EdibleAspen – Spring 2012

This graceful, versatile veggie has been tempting taste buds for centuries
By Annette Gallagher Weisman

Rhubarb. It’s an odd word. To the unfamiliar, it could be animal, vegetable or mineral—some distant exotica. A good guess might be that rhubarb is edible, perhaps from “across the Pond” where the Brits enjoy other unusual sounding foods such as Bovril, haggis, and bubble and squeak. But rhubarb is not only edible, it’s good for you, rich in calcium, vitamin C, dietary fiber, and is found locally.


Rhubarb’s Latin name, rhabarbarum, is a combination of the River Rha in Russia, where the plant grew along its banks, and the Barbarians who crossed it. For thousands of years rhubarb was cultivated in China and its dried roots used for medicinal reasons, including as a laxative.

Rhubarb was traded along the Silk Road through Central Asia to Europe, where it has been known as a food since the 17th century. Merchants such as explorer Marco Polo were interested in procuring rhubarb, a commodity at the time far more valuable than spices such as cinnamon, saffron and opium.

While botanically rhubarb is a vegetable, its use is mostly associated with desserts, often combined with sugar or strawberries to counteract its tartness. To some, rhubarb looks ravishing with its long slender legs in hues of crimson, speckled pink or light green topped by a verdant parasol of leaves. (Note: These large floppy leaves are toxic, high in oxalic acid. They can, however, be used as compost because their acidity breaks down, rendering them harmless.)

The Plant arrived in the United States from Britain in the 1820s, and in 1847 was declared a fruit, for regulatory and tariff purposes. Today it is grown in various parts of the country, predominantly in Washington, Oregon and Michigan. Rhubarb as a crop has become increasingly common in Western Colorado. A relatively easy-to-grow perennial, rhubarb grows well at altitude, is winter hardy and is resistant to drought.

There are over 60 varieties of rhubarb including the popular Victoria, Colorado Red, Turkish and Canada Red, and is harvested from late May through June. Rhubarb must be pulled, not cut. Picking off any flowers that begin to bud enables regrowth until the first frost. It’s important not to pull the stalks the first year, instead allowing the roots to develop.


Farmer Pete Mattics started growing rhubarb five years agoon his farm on High Mesa Road, in Olathe, just because “I love strawberry and rhubarb pie.” Known for his roasted fresh green chilies as well as many other vegetables, Mattics sells a small amount of rhubarb through local wholesaler Jack Reed (currently selling produce at the Aspen Emporium & Flying Circus).

Bill DeVries in Orchard Mesa, near Grand Junction, started growing rhubarb just three years ago.
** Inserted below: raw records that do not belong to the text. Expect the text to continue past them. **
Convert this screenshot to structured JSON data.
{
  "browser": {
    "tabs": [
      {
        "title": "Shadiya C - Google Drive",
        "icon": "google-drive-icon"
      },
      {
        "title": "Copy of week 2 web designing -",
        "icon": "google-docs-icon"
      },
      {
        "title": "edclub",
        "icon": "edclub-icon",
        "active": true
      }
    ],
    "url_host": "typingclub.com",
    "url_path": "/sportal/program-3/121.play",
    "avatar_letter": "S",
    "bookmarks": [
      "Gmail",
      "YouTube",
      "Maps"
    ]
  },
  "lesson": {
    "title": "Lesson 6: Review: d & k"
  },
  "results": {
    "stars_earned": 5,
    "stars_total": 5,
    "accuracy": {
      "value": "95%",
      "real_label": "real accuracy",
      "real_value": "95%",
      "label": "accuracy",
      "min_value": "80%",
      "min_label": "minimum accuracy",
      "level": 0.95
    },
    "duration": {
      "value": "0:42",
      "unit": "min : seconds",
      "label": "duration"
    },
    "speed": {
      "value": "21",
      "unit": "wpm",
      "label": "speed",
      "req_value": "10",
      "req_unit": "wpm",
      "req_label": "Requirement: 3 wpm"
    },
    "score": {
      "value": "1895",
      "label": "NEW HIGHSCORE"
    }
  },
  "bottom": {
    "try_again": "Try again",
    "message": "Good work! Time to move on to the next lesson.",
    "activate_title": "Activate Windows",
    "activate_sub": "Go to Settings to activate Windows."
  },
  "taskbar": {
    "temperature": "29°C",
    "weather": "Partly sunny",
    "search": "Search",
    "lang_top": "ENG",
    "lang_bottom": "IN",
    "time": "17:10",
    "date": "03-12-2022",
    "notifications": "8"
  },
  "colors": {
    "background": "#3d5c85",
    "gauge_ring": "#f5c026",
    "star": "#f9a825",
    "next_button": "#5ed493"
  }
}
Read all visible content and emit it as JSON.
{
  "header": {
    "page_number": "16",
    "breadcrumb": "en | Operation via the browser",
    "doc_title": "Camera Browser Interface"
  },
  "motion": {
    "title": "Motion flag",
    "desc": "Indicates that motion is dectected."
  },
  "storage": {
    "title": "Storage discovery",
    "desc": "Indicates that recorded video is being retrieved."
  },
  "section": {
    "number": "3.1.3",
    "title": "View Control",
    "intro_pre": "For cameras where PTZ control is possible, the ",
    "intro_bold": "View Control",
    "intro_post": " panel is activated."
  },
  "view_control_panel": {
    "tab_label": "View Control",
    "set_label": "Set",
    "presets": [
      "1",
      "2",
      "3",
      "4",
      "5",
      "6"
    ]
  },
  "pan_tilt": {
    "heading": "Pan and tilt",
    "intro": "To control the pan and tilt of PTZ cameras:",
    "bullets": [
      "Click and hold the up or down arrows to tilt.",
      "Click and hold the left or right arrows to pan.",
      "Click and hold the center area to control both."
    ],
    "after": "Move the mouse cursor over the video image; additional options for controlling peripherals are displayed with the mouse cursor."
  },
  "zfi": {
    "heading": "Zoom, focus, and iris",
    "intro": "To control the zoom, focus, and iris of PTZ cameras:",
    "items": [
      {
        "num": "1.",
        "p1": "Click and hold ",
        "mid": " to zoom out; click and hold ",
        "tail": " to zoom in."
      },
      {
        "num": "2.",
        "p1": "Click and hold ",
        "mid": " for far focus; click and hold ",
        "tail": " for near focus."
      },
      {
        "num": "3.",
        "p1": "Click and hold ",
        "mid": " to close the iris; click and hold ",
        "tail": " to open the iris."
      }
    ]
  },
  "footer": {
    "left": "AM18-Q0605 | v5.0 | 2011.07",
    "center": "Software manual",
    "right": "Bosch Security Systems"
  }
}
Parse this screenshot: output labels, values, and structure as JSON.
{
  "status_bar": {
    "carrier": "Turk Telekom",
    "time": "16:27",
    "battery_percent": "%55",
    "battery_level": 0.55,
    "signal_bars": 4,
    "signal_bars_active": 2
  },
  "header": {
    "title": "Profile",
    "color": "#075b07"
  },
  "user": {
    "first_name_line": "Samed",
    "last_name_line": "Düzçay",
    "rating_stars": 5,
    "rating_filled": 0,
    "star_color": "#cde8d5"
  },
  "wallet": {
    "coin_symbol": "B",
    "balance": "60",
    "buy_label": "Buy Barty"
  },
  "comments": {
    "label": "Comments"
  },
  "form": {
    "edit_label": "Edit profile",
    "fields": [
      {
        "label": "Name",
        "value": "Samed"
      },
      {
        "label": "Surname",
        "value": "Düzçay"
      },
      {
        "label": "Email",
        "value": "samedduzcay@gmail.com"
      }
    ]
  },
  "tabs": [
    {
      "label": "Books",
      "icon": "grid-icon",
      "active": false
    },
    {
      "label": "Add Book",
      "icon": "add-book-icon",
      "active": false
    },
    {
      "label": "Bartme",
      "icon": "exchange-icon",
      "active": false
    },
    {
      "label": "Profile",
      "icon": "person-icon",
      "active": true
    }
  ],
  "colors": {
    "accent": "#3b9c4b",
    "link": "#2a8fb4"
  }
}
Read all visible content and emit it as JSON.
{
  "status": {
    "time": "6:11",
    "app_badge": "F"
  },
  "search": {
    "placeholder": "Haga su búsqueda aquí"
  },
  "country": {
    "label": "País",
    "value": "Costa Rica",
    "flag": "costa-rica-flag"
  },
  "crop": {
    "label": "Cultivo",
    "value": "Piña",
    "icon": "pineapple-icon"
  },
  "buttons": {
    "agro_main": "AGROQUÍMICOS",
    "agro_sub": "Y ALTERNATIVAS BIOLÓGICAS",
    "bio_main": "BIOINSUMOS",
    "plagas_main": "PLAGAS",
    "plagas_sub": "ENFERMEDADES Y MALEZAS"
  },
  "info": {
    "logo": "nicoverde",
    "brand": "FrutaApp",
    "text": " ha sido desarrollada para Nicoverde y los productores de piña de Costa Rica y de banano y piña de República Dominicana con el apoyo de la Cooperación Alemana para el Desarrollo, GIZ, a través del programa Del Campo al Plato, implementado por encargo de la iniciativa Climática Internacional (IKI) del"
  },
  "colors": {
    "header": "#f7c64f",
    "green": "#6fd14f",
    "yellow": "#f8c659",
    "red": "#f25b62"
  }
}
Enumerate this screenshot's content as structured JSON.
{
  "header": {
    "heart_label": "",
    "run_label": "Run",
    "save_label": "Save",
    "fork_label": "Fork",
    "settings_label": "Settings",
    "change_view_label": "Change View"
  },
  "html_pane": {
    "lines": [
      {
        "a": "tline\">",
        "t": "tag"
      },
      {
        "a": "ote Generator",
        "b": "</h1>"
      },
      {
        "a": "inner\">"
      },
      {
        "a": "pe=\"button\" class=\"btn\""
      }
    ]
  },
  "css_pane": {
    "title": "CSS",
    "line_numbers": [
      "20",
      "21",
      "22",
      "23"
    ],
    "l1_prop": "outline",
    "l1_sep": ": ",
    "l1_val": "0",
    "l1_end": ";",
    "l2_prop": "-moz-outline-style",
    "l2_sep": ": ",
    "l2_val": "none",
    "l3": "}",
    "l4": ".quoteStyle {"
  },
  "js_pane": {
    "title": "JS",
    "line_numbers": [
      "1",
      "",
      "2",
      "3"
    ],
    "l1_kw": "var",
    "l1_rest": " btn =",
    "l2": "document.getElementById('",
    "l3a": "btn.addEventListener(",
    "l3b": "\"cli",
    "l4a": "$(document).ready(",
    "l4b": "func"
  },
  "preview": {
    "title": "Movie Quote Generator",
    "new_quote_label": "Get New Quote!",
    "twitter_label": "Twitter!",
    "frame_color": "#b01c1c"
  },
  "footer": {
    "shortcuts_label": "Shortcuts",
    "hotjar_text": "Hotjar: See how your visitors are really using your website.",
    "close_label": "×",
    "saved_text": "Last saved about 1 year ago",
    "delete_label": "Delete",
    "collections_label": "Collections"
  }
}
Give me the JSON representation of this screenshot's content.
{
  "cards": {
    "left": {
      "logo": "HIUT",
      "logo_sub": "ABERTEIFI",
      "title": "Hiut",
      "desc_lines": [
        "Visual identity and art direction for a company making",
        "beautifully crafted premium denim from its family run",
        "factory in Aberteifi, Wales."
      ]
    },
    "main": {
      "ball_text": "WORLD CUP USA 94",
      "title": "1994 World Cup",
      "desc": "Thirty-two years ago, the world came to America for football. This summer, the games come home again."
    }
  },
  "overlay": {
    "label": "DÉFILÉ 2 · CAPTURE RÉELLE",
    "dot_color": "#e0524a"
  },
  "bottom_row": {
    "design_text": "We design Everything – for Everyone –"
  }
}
DeVries farms 150 acres of “just about anything that will grow here,” including German hard-necked garlic, tomatoes and squash. You’ll find rhubarb in his nearby store DeVries Market and this summer at the Aspen Saturday Market, which he helped start.

Hal Morse, DeVries’s neighbor, has also grown rhubarb for the past 10 years and sells some to DeVries and other local wholesalers as well as at the farmers’ market in Grand Junction. Now retired, Morse raises nothing but rhubarb and sold 1,000 pounds of it last year.

Mark Waltermire, who’s always cultivating new and interesting produce for CSA and on-farm sales, is now growing rhubarb at his Thistle Whistle Farm in Hotchkiss. And RendezvousOrganic Farm in Crawford sells rhubarb to The Little Nell.


The Little Nell’s executive pastry chef Danielle Riesz usesrhubarb masterfully in her signature dessert Drunken Doughnut Holes. In this dish, she creates three small miracles of divinity (the doughnut holes), each having its own exquisite accompaniment:caramel sauce, chocolate sauce and rhubarb-strawberry jam. Perfect in its tartness and sweetness combined. Chef Riesz says this jam is also ideal for pouring on French toast, English muffins, croissants or vanilla ice cream.

At Pacifica, rhubarb is used in a stellar offering of tender halibut enhanced by a cipollini onion and rhubarb sauce. Executive chef Bryan Nelson says the recipe works well with almost any mild white fish. “I love this sauce because it is a play on sweet and sour which lends itself particularly well to the sous vide preparation of the halibut.”

And for the classic strawberry-rhubarb tart, there is none better than chef Katie Lorenzen’s served at BB’s Kitchen in Aspen. Bliss. A perfect way to honor the ravishing rhubarb.

Photograph: Carole Topalian